%%
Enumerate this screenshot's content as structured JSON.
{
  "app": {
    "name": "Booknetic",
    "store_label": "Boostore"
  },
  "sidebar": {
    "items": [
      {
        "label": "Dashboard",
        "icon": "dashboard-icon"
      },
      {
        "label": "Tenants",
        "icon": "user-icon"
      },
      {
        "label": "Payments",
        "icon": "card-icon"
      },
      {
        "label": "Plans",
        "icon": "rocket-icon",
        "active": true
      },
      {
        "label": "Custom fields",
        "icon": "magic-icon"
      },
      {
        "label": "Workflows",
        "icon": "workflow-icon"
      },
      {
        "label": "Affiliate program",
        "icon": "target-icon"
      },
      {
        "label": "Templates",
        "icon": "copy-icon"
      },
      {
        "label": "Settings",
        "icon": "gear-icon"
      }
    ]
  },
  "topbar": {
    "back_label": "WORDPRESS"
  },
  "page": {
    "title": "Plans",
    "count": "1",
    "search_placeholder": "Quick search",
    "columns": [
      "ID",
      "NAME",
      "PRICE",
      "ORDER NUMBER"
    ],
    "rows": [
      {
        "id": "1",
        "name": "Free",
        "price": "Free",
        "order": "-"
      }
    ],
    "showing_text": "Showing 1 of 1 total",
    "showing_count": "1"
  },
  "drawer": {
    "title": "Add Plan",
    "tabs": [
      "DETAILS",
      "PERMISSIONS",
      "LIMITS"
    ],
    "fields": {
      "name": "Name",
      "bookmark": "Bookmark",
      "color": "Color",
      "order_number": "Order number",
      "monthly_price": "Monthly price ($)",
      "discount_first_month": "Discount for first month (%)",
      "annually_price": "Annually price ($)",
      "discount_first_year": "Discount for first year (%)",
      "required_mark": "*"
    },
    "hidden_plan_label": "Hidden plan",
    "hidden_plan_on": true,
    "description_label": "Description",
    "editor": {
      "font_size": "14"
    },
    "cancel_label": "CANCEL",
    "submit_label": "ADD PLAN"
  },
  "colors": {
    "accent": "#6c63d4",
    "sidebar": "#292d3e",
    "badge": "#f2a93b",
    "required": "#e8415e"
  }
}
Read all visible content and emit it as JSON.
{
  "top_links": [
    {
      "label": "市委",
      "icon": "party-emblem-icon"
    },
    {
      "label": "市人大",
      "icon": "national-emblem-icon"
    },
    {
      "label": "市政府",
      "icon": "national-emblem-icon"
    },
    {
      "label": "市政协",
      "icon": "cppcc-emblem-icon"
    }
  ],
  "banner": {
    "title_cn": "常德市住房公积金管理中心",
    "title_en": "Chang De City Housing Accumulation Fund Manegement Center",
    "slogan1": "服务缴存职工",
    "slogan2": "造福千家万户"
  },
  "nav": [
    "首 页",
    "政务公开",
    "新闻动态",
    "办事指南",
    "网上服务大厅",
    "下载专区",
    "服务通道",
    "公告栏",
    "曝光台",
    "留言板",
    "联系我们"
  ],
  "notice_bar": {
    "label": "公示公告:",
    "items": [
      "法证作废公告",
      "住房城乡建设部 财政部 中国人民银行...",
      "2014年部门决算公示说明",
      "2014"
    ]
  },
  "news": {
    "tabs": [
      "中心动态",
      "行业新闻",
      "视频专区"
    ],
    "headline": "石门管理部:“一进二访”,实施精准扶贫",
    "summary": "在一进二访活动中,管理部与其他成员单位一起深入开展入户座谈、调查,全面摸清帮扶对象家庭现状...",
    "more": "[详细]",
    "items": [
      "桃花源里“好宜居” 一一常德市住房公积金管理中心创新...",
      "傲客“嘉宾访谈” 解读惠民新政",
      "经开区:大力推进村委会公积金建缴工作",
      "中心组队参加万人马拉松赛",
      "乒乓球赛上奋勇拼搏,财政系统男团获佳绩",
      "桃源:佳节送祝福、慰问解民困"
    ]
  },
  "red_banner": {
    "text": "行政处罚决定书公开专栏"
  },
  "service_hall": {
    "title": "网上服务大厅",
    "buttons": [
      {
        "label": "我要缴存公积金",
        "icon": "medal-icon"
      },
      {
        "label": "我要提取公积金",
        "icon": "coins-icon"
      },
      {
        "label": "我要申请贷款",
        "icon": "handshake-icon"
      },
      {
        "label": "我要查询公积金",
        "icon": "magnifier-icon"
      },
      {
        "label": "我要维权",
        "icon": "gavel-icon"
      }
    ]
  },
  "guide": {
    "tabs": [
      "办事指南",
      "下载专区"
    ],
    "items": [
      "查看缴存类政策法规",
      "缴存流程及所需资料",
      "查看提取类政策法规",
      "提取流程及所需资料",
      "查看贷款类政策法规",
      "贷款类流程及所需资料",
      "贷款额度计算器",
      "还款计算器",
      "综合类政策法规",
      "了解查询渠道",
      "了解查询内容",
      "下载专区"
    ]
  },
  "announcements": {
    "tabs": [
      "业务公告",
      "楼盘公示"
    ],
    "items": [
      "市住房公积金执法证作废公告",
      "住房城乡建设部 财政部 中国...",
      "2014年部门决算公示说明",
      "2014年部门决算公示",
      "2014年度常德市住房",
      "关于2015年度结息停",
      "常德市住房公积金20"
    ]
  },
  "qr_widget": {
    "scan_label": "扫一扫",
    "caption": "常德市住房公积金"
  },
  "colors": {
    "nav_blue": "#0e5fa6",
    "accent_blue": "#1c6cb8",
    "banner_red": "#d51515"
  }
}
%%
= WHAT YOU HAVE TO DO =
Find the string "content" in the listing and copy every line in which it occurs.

= ANSWER SECTION =
Enumerate this screenshot's content as structured JSON.
Read all visible content and emit it as JSON.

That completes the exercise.